A lone Trump supporter stood pathetically repeating “All lives matter.” She was uninterested in any intelligent discussion, but her husband was interested in trying to create a physical altercation.

The return march saw cheers from passersby and community members joining the march, as well as threats and harassment from more Trump supporters. One woman tried to block the march, threw a bottle, swatted at, and clawed protesters. She was left trying to convince police to interfere with the protest as the march continued. The march ended at the starting location.

During the event, the crowd heard from supporting organizations and family members of those murdered by police.

Toshira Garraway Allen, whose partner was beaten to death by St. Paul police and then thrown in a dumpster, spoke to the harassment and intimidation of family members by the police after a police shooting. “After they do this to your loved ones, they sit outside your home - because you’re fighting for justice...imagine what that is like - imagine the fear, imagine the terror. Imagine the hurt and the pain that we are living with. I say this all the time, I would not wish this pain on my worst enemy.”

A member of the group Justice for Justine Damond Ruszczyk called out the inequity of the settlements for the families of Justine Damond and Jamar Clark. Clark, a Black man executed by Minneapolis police, received just 1% of the settlement that the family of Justine Damond, a white woman murdered by Minneapolis police, received. She also highlighted the flawed investigations of police killings by the Minnesota Bureau of Criminal Apprehension, which has repeatedly been called out for either fumbling investigations or assisting in covering up police killings.
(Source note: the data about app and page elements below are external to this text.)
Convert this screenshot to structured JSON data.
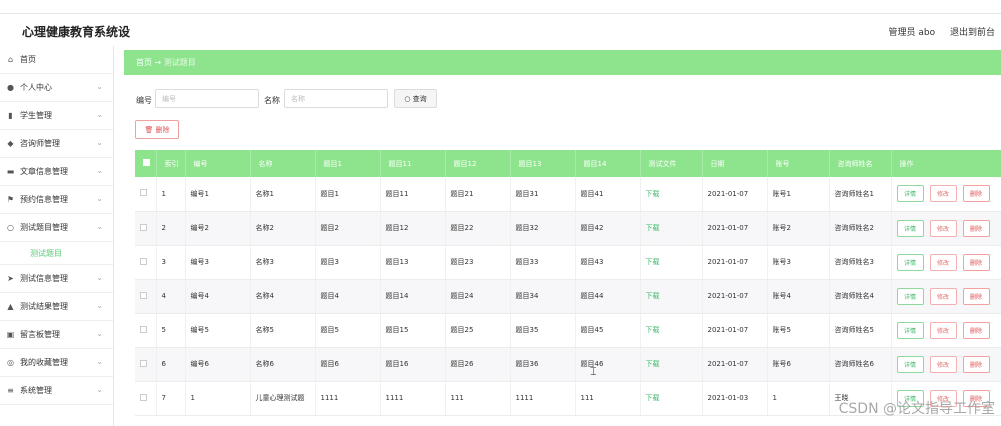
{
  "header": {
    "brand": "心理健康教育系统设",
    "user_label": "管理员 abo",
    "exit_label": "退出到前台"
  },
  "sidebar": {
    "items": [
      {
        "icon": "home-icon",
        "glyph": "⌂",
        "label": "首页",
        "expandable": false
      },
      {
        "icon": "user-icon",
        "glyph": "●",
        "label": "个人中心",
        "expandable": true
      },
      {
        "icon": "bar-chart-icon",
        "glyph": "▮",
        "label": "学生管理",
        "expandable": true
      },
      {
        "icon": "location-icon",
        "glyph": "◆",
        "label": "咨询师管理",
        "expandable": true
      },
      {
        "icon": "document-icon",
        "glyph": "▬",
        "label": "文章信息管理",
        "expandable": true
      },
      {
        "icon": "flag-icon",
        "glyph": "⚑",
        "label": "预约信息管理",
        "expandable": true
      },
      {
        "icon": "power-icon",
        "glyph": "○",
        "label": "测试题目管理",
        "expandable": true
      }
    ],
    "sub_item": "测试题目",
    "items_after": [
      {
        "icon": "send-icon",
        "glyph": "➤",
        "label": "测试信息管理",
        "expandable": true
      },
      {
        "icon": "chart-icon",
        "glyph": "▲",
        "label": "测试结果管理",
        "expandable": true
      },
      {
        "icon": "message-icon",
        "glyph": "▣",
        "label": "留言板管理",
        "expandable": true
      },
      {
        "icon": "favorite-icon",
        "glyph": "◎",
        "label": "我的收藏管理",
        "expandable": true
      },
      {
        "icon": "settings-icon",
        "glyph": "≡",
        "label": "系统管理",
        "expandable": true
      }
    ]
  },
  "breadcrumb": {
    "home": "首页",
    "arrow": "→",
    "current": "测试题目"
  },
  "search": {
    "field1_label": "编号",
    "field1_placeholder": "编号",
    "field2_label": "名称",
    "field2_placeholder": "名称",
    "button_label": "○ 查询"
  },
  "delete_button": "🗑 删除",
  "table": {
    "headers": [
      "",
      "索引",
      "编号",
      "名称",
      "题目1",
      "题目11",
      "题目12",
      "题目13",
      "题目14",
      "测试文件",
      "日期",
      "账号",
      "咨询师姓名",
      "操作"
    ],
    "rows": [
      [
        "1",
        "编号1",
        "名称1",
        "题目1",
        "题目11",
        "题目21",
        "题目31",
        "题目41",
        "下载",
        "2021-01-07",
        "账号1",
        "咨询师姓名1"
      ],
      [
        "2",
        "编号2",
        "名称2",
        "题目2",
        "题目12",
        "题目22",
        "题目32",
        "题目42",
        "下载",
        "2021-01-07",
        "账号2",
        "咨询师姓名2"
      ],
      [
        "3",
        "编号3",
        "名称3",
        "题目3",
        "题目13",
        "题目23",
        "题目33",
        "题目43",
        "下载",
        "2021-01-07",
        "账号3",
        "咨询师姓名3"
      ],
      [
        "4",
        "编号4",
        "名称4",
        "题目4",
        "题目14",
        "题目24",
        "题目34",
        "题目44",
        "下载",
        "2021-01-07",
        "账号4",
        "咨询师姓名4"
      ],
      [
        "5",
        "编号5",
        "名称5",
        "题目5",
        "题目15",
        "题目25",
        "题目35",
        "题目45",
        "下载",
        "2021-01-07",
        "账号5",
        "咨询师姓名5"
      ],
      [
        "6",
        "编号6",
        "名称6",
        "题目6",
        "题目16",
        "题目26",
        "题目36",
        "题目46",
        "下载",
        "2021-01-07",
        "账号6",
        "咨询师姓名6"
      ],
      [
        "7",
        "1",
        "儿童心理测试题",
        "1111",
        "1111",
        "111",
        "1111",
        "111",
        "下载",
        "2021-01-03",
        "1",
        "王晓"
      ]
    ],
    "actions": {
      "detail": "详情",
      "edit": "修改",
      "delete": "删除"
    }
  },
  "watermark": "CSDN @论文指导工作室",
  "colors": {
    "accent": "#8de48d",
    "link": "#3fb86a",
    "danger": "#e05050"
  }
}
John Thompson, a friend of Philando Castile and member of The New North, responded to a reporter's question as to why the protesters choose to disrupt the state fair, “Why are doing it tonight on the night of the fair? Because it’s just not fair in the state of Minnesota that we have to come and march up and down the street for brothers and sisters that had bullets put in them by the police. It’s not fair how they treat Black people as opposed to white people in this state.”

Kent Mori, of the Anti-War Committee, spoke to the relationship between U.S. militarism and police violence against people of color, “If you look at the tactics they use, they use tactics out of aparthied Israel, right out of the Jim Crow South; and now they are implemented those same tactics on the border.”

Andre Friedman, a friend of Thurman Blevins, who was gunned down by Minneapolis police last summer, said, “Our politicians leave people devalued. I as a resident, I as a voter, and very importantly, I as a Black man, will not stand by while my neighbors, my community, is left devalued and gunned down.” Friedman called out Minneapolis Mayor Jacob Frey, who has avoided meeting with community members and refused to take action on police violence, calling him “Jacob Fraud.”

Sumaya Aden, sister of Isak Aden, who was killed by police officers in July, said “It’s a system put in place to constantly keep us down. They’ve already made my brother into a statistic. We’re here in solidarity with all the families who have gone through what we’re going through. We understand your pain, and we’re here to make sure nobody else goes through what we’re going through.”

Daphne Brown, of Twin Cities Coalition for Justice 4 Jamar, “We are working to get community control of the police. With Minneapolis Police Accountability Council, we’ll be able to rewrite the police rulebook. We’ll be able to hire and fire officers we want in our community.”